Whenever the word "JSON" turns up in a line of the data below, copy that line.

=== Section Start ===

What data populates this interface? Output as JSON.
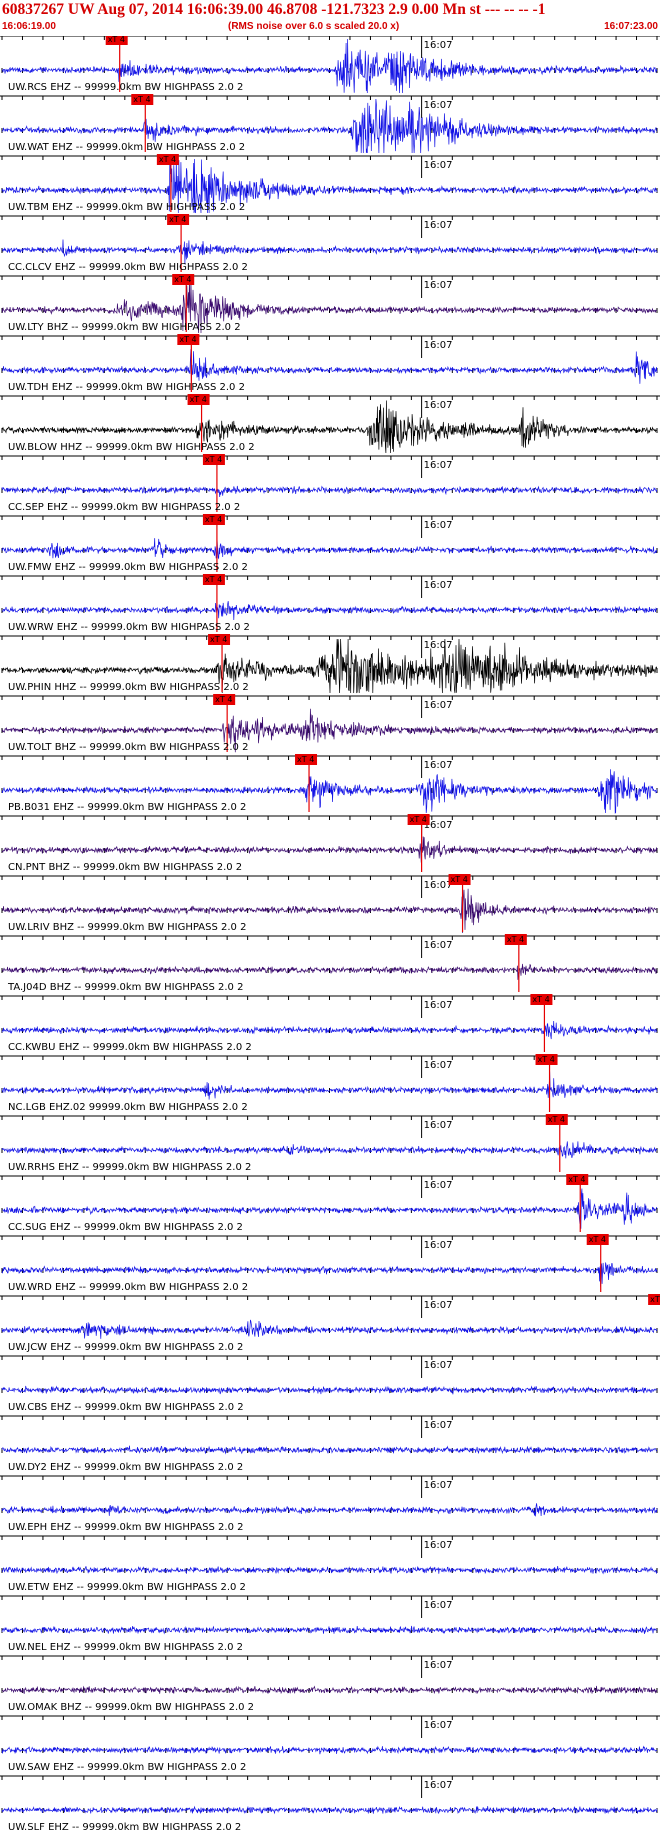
{
  "header": {
    "title": "60837267 UW Aug 07, 2014 16:06:39.00   46.8708 -121.7323  2.9 0.00 Mn st --- -- --   -1",
    "start_time": "16:06:19.00",
    "scale_note": "(RMS noise over 6.0 s scaled 20.0 x)",
    "end_time": "16:07:23.00"
  },
  "chart_data": {
    "type": "line",
    "title": "60837267 UW Aug 07, 2014 16:06:39.00   46.8708 -121.7323  2.9 0.00 Mn st --- -- --   -1",
    "x_range": [
      "16:06:19.00",
      "16:07:23.00"
    ],
    "minute_tick_label": "16:07",
    "pick_label": "xT 4",
    "colors": {
      "blue": "#1414e6",
      "black": "#000000",
      "purple": "#3a0a6e",
      "pick": "#e60000",
      "header": "#d40000"
    },
    "series": [
      {
        "name": "UW.RCS EHZ -- 99999.0km BW  HIGHPASS  2.0  2",
        "color": "blue",
        "pick_s": 11.5,
        "bursts": [
          [
            11.5,
            0.3,
            2.5,
            0.8
          ],
          [
            33.5,
            1.0,
            5.0,
            2.6
          ],
          [
            38.0,
            0.6,
            3.0,
            1.4
          ]
        ]
      },
      {
        "name": "UW.WAT EHZ -- 99999.0km BW  HIGHPASS  2.0  2",
        "color": "blue",
        "pick_s": 14.0,
        "bursts": [
          [
            14.0,
            0.3,
            2.5,
            0.8
          ],
          [
            35.0,
            1.0,
            5.0,
            2.6
          ],
          [
            40.0,
            0.6,
            3.0,
            1.2
          ]
        ]
      },
      {
        "name": "UW.TBM EHZ -- 99999.0km BW  HIGHPASS  2.0  2",
        "color": "blue",
        "pick_s": 16.5,
        "bursts": [
          [
            16.5,
            0.3,
            1.0,
            3.2
          ],
          [
            19.0,
            3.0,
            5.0,
            2.0
          ]
        ]
      },
      {
        "name": "CC.CLCV EHZ -- 99999.0km BW  HIGHPASS  2.0  2",
        "color": "blue",
        "pick_s": 17.5,
        "bursts": [
          [
            6.0,
            0.3,
            0.5,
            0.6
          ],
          [
            17.5,
            0.4,
            2.5,
            0.8
          ]
        ]
      },
      {
        "name": "UW.LTY BHZ -- 99999.0km BW  HIGHPASS  2.0  2",
        "color": "purple",
        "pick_s": 18.0,
        "bursts": [
          [
            18.0,
            0.8,
            3.0,
            2.8
          ],
          [
            12.0,
            1.0,
            3.0,
            1.0
          ]
        ]
      },
      {
        "name": "UW.TDH EHZ -- 99999.0km BW  HIGHPASS  2.0  2",
        "color": "blue",
        "pick_s": 18.5,
        "bursts": [
          [
            18.5,
            0.6,
            2.0,
            1.2
          ],
          [
            62.0,
            0.5,
            1.5,
            1.4
          ]
        ]
      },
      {
        "name": "UW.BLOW HHZ -- 99999.0km BW  HIGHPASS  2.0  2",
        "color": "black",
        "pick_s": 19.5,
        "bursts": [
          [
            19.5,
            0.8,
            3.0,
            1.0
          ],
          [
            37.0,
            1.5,
            4.0,
            2.6
          ],
          [
            51.0,
            0.5,
            1.5,
            1.6
          ]
        ]
      },
      {
        "name": "CC.SEP EHZ -- 99999.0km BW  HIGHPASS  2.0  2",
        "color": "blue",
        "pick_s": 21.0,
        "bursts": [
          [
            21.0,
            0.3,
            1.0,
            0.4
          ]
        ]
      },
      {
        "name": "UW.FMW EHZ -- 99999.0km BW  HIGHPASS  2.0  2",
        "color": "blue",
        "pick_s": 21.0,
        "bursts": [
          [
            5.0,
            0.5,
            1.0,
            0.6
          ],
          [
            15.0,
            0.5,
            1.0,
            0.7
          ],
          [
            21.0,
            0.3,
            1.0,
            0.8
          ]
        ]
      },
      {
        "name": "UW.WRW EHZ -- 99999.0km BW  HIGHPASS  2.0  2",
        "color": "blue",
        "pick_s": 21.0,
        "bursts": [
          [
            21.0,
            0.3,
            2.0,
            0.8
          ]
        ]
      },
      {
        "name": "UW.PHIN HHZ -- 99999.0km BW  HIGHPASS  2.0  2",
        "color": "black",
        "pick_s": 21.5,
        "bursts": [
          [
            21.5,
            1.0,
            4.0,
            1.2
          ],
          [
            33.0,
            3.0,
            7.0,
            3.0
          ],
          [
            44.0,
            3.0,
            8.0,
            1.8
          ]
        ]
      },
      {
        "name": "UW.TOLT BHZ -- 99999.0km BW  HIGHPASS  2.0  2",
        "color": "purple",
        "pick_s": 22.0,
        "bursts": [
          [
            22.0,
            0.6,
            4.0,
            1.4
          ],
          [
            30.0,
            1.0,
            4.0,
            0.8
          ]
        ]
      },
      {
        "name": "PB.B031 EHZ -- 99999.0km BW  HIGHPASS  2.0  2",
        "color": "blue",
        "pick_s": 30.0,
        "bursts": [
          [
            30.0,
            0.6,
            2.0,
            1.6
          ],
          [
            41.0,
            0.6,
            2.5,
            2.0
          ],
          [
            59.0,
            1.0,
            3.0,
            1.8
          ]
        ]
      },
      {
        "name": "CN.PNT BHZ -- 99999.0km BW  HIGHPASS  2.0  2",
        "color": "purple",
        "pick_s": 41.0,
        "bursts": [
          [
            41.0,
            0.3,
            1.2,
            1.4
          ]
        ]
      },
      {
        "name": "UW.LRIV BHZ -- 99999.0km BW  HIGHPASS  2.0  2",
        "color": "purple",
        "pick_s": 45.0,
        "bursts": [
          [
            45.0,
            0.4,
            1.5,
            2.0
          ]
        ]
      },
      {
        "name": "TA.J04D BHZ -- 99999.0km BW  HIGHPASS  2.0  2",
        "color": "purple",
        "pick_s": 50.5,
        "bursts": [
          [
            50.5,
            0.2,
            0.8,
            0.8
          ]
        ]
      },
      {
        "name": "CC.KWBU EHZ -- 99999.0km BW  HIGHPASS  2.0  2",
        "color": "blue",
        "pick_s": 53.0,
        "bursts": [
          [
            53.0,
            0.3,
            1.5,
            0.7
          ]
        ]
      },
      {
        "name": "NC.LGB EHZ.02 99999.0km BW  HIGHPASS  2.0  2",
        "color": "blue",
        "pick_s": 53.5,
        "bursts": [
          [
            20.0,
            0.5,
            1.0,
            0.8
          ],
          [
            53.5,
            0.4,
            1.5,
            0.9
          ]
        ]
      },
      {
        "name": "UW.RRHS EHZ -- 99999.0km BW  HIGHPASS  2.0  2",
        "color": "blue",
        "pick_s": 54.5,
        "bursts": [
          [
            54.5,
            0.4,
            2.0,
            0.8
          ],
          [
            28.0,
            0.3,
            0.6,
            0.5
          ]
        ]
      },
      {
        "name": "CC.SUG EHZ -- 99999.0km BW  HIGHPASS  2.0  2",
        "color": "blue",
        "pick_s": 56.5,
        "bursts": [
          [
            56.5,
            0.4,
            2.0,
            1.4
          ],
          [
            61.0,
            0.5,
            1.0,
            0.9
          ]
        ]
      },
      {
        "name": "UW.WRD EHZ -- 99999.0km BW  HIGHPASS  2.0  2",
        "color": "blue",
        "pick_s": 58.5,
        "bursts": [
          [
            58.5,
            0.3,
            1.0,
            1.0
          ]
        ]
      },
      {
        "name": "UW.JCW EHZ -- 99999.0km BW  HIGHPASS  2.0  2",
        "color": "blue",
        "pick_s": 64.5,
        "bursts": [
          [
            8.0,
            1.0,
            2.5,
            0.7
          ],
          [
            24.0,
            1.0,
            2.0,
            0.6
          ]
        ]
      },
      {
        "name": "UW.CBS EHZ -- 99999.0km BW  HIGHPASS  2.0  2",
        "color": "blue",
        "bursts": []
      },
      {
        "name": "UW.DY2 EHZ -- 99999.0km BW  HIGHPASS  2.0  2",
        "color": "blue",
        "bursts": []
      },
      {
        "name": "UW.EPH EHZ -- 99999.0km BW  HIGHPASS  2.0  2",
        "color": "blue",
        "bursts": [
          [
            10.5,
            0.2,
            0.5,
            0.8
          ],
          [
            52.0,
            0.2,
            0.5,
            0.9
          ]
        ]
      },
      {
        "name": "UW.ETW EHZ -- 99999.0km BW  HIGHPASS  2.0  2",
        "color": "blue",
        "bursts": []
      },
      {
        "name": "UW.NEL EHZ -- 99999.0km BW  HIGHPASS  2.0  2",
        "color": "blue",
        "bursts": []
      },
      {
        "name": "UW.OMAK BHZ -- 99999.0km BW  HIGHPASS  2.0  2",
        "color": "purple",
        "bursts": []
      },
      {
        "name": "UW.SAW EHZ -- 99999.0km BW  HIGHPASS  2.0  2",
        "color": "blue",
        "bursts": []
      },
      {
        "name": "UW.SLF EHZ -- 99999.0km BW  HIGHPASS  2.0  2",
        "color": "blue",
        "bursts": []
      }
    ]
  }
}
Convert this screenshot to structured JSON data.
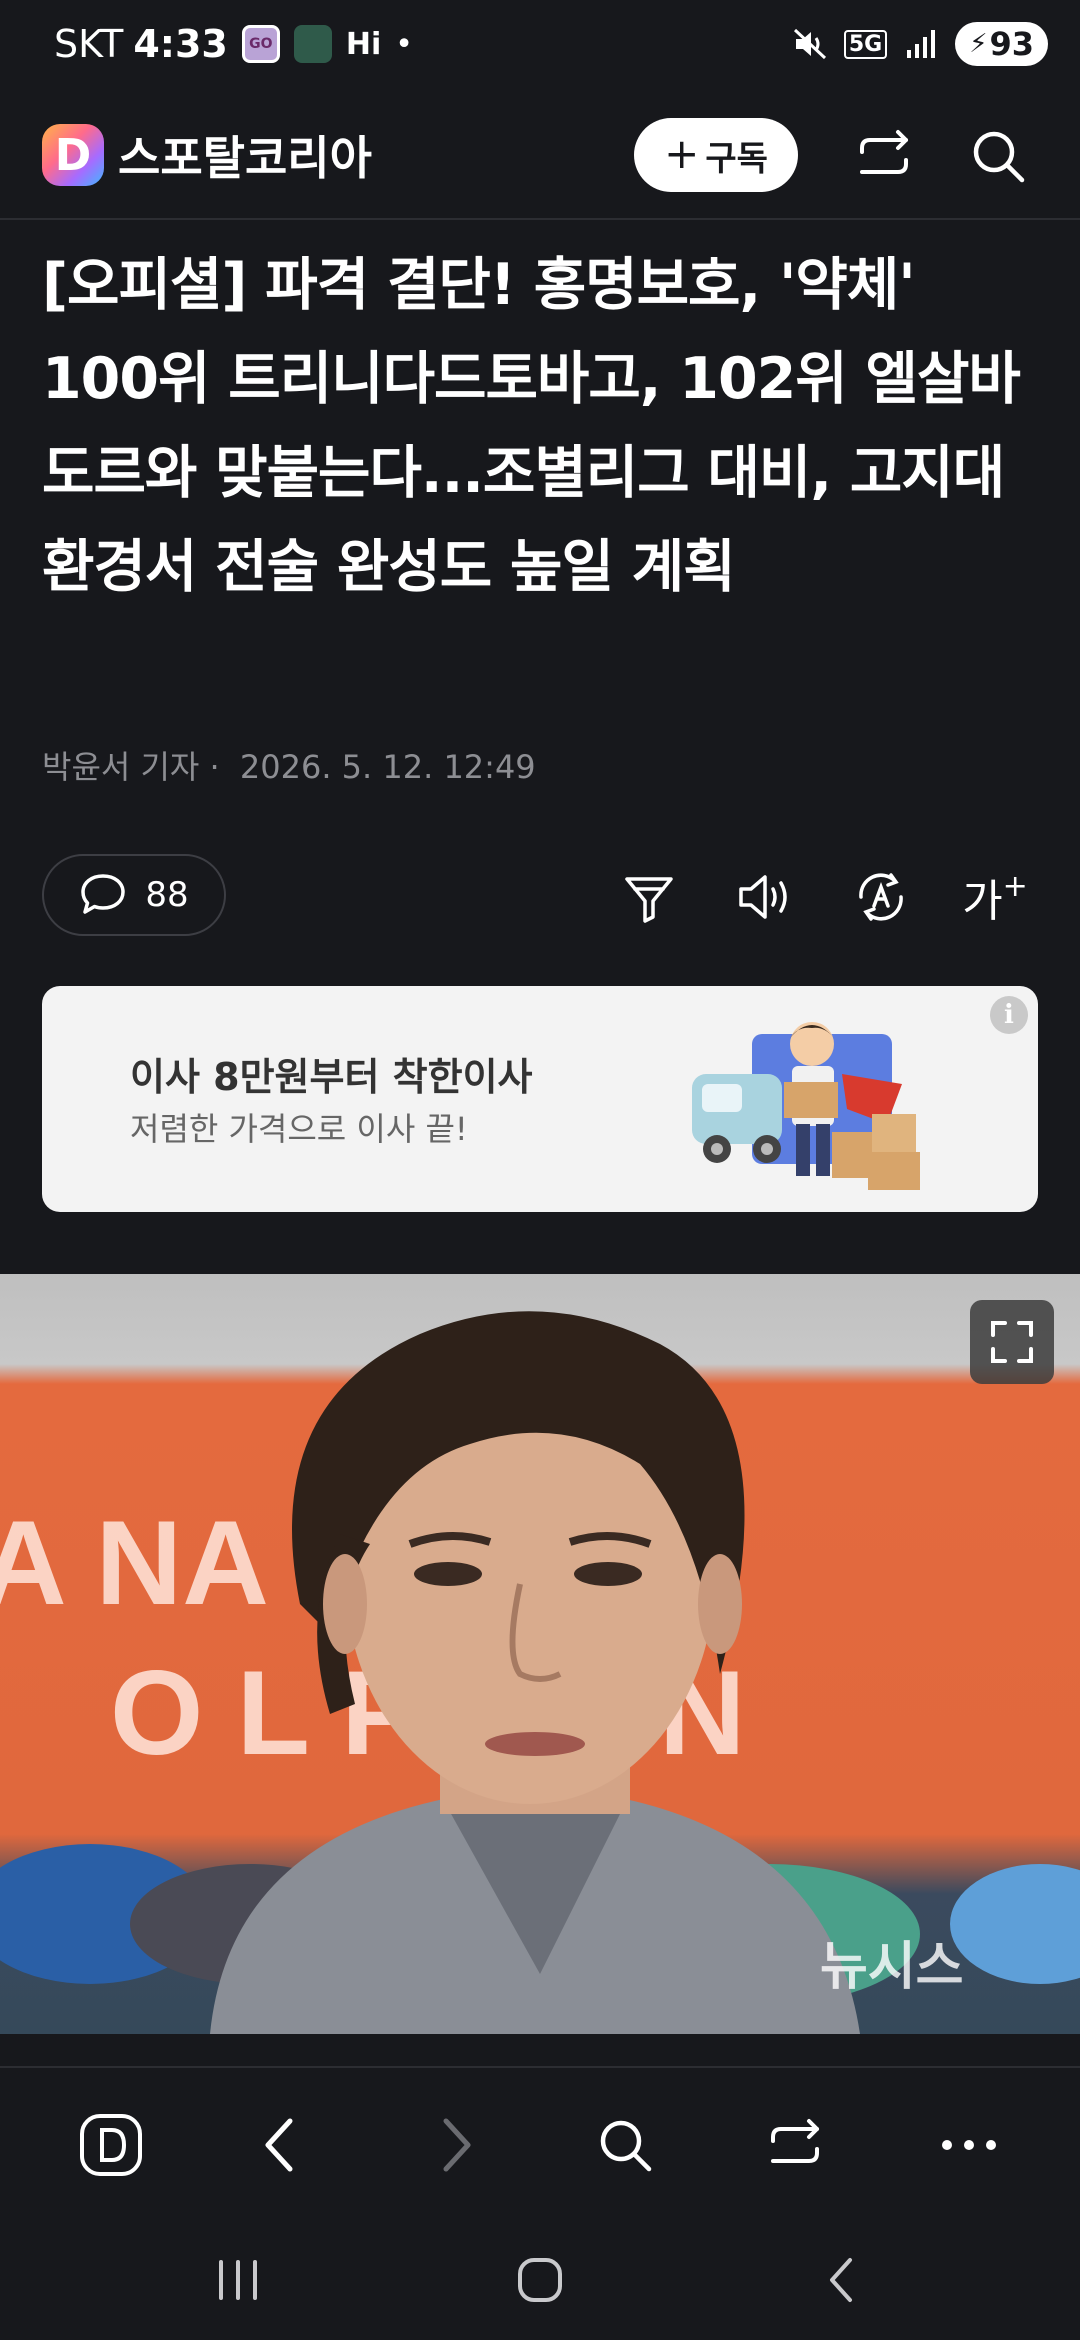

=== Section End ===

WORKED SOLUTION:
What data populates this interface? Output as JSON.
Convert this screenshot to structured JSON data.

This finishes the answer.